**To do**
From the entries, copy out every line in which the word "dimensions" is found.

**Source records**
━━━━━━━━━━

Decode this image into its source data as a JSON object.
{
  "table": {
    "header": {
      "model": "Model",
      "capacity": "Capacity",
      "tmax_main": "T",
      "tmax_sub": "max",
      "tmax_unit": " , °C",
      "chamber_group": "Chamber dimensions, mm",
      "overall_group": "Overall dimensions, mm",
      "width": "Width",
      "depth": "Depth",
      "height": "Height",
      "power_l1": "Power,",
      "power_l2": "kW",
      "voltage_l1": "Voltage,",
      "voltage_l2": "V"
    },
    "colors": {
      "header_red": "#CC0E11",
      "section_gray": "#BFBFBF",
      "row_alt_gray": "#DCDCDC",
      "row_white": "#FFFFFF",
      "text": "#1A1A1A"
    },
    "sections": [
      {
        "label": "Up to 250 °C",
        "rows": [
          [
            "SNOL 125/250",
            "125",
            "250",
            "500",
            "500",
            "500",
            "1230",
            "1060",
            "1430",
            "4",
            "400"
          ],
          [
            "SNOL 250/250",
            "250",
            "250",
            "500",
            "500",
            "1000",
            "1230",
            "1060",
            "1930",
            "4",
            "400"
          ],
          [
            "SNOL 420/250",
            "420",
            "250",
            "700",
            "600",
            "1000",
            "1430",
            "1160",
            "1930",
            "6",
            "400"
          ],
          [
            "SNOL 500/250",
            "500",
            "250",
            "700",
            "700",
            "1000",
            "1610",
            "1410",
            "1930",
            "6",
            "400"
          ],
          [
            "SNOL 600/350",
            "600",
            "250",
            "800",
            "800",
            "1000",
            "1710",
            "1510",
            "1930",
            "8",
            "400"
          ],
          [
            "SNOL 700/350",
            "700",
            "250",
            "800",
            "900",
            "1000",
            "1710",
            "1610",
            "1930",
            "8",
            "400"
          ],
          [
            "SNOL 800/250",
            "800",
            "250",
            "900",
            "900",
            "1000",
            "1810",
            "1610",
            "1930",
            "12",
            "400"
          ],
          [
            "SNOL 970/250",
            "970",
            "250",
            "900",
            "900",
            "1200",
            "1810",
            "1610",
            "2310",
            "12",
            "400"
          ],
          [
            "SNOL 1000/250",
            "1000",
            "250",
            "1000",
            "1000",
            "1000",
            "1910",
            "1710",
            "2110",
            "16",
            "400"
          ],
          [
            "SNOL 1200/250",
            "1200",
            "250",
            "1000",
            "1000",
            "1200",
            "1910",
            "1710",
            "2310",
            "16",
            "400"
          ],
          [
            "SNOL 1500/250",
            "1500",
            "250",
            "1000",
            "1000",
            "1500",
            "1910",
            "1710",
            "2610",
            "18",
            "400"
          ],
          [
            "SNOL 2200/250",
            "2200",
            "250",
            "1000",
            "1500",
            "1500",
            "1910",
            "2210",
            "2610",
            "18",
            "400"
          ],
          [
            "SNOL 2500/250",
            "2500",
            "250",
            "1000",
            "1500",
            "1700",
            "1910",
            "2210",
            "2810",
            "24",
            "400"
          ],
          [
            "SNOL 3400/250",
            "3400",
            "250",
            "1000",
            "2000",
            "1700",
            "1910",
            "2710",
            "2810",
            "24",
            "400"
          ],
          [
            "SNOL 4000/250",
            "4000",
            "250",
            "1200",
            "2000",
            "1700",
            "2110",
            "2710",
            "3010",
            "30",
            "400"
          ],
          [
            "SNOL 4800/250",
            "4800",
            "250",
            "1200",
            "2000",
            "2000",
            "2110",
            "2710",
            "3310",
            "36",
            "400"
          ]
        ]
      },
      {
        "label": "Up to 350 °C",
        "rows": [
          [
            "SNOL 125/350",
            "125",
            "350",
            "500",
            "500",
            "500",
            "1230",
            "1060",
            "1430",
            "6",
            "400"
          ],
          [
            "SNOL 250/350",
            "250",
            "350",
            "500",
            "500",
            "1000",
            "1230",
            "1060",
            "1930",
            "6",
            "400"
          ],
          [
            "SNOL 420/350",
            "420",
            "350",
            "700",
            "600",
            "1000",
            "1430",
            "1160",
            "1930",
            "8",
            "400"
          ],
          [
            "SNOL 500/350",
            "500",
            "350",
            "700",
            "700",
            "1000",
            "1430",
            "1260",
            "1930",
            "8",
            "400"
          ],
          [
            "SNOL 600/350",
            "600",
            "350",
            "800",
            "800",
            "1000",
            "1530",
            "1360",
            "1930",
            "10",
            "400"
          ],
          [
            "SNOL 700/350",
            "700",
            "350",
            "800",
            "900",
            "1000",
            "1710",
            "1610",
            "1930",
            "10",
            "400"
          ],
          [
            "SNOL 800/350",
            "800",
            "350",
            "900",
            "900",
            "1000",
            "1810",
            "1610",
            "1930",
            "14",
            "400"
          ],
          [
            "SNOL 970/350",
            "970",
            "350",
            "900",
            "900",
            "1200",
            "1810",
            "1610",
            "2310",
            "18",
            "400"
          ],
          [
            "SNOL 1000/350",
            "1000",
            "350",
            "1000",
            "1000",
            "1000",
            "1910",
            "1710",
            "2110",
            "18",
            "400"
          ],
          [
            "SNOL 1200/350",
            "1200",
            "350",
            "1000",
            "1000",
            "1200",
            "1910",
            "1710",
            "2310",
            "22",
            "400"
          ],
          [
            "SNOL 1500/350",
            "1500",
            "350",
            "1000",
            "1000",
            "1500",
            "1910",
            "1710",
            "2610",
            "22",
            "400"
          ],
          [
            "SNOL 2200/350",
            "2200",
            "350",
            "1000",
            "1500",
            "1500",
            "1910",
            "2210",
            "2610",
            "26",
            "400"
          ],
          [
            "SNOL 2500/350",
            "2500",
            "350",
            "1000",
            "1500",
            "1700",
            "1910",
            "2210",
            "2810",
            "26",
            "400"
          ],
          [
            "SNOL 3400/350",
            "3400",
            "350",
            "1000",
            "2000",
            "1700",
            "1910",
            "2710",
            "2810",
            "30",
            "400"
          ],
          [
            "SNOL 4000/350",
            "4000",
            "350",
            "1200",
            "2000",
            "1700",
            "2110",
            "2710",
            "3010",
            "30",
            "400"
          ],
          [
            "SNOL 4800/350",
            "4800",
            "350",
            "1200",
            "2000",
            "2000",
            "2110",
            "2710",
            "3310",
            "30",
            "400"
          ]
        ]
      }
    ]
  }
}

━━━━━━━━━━

**Reply to the task**
      "chamber_group": "Chamber dimensions, mm",
      "overall_group": "Overall dimensions, mm",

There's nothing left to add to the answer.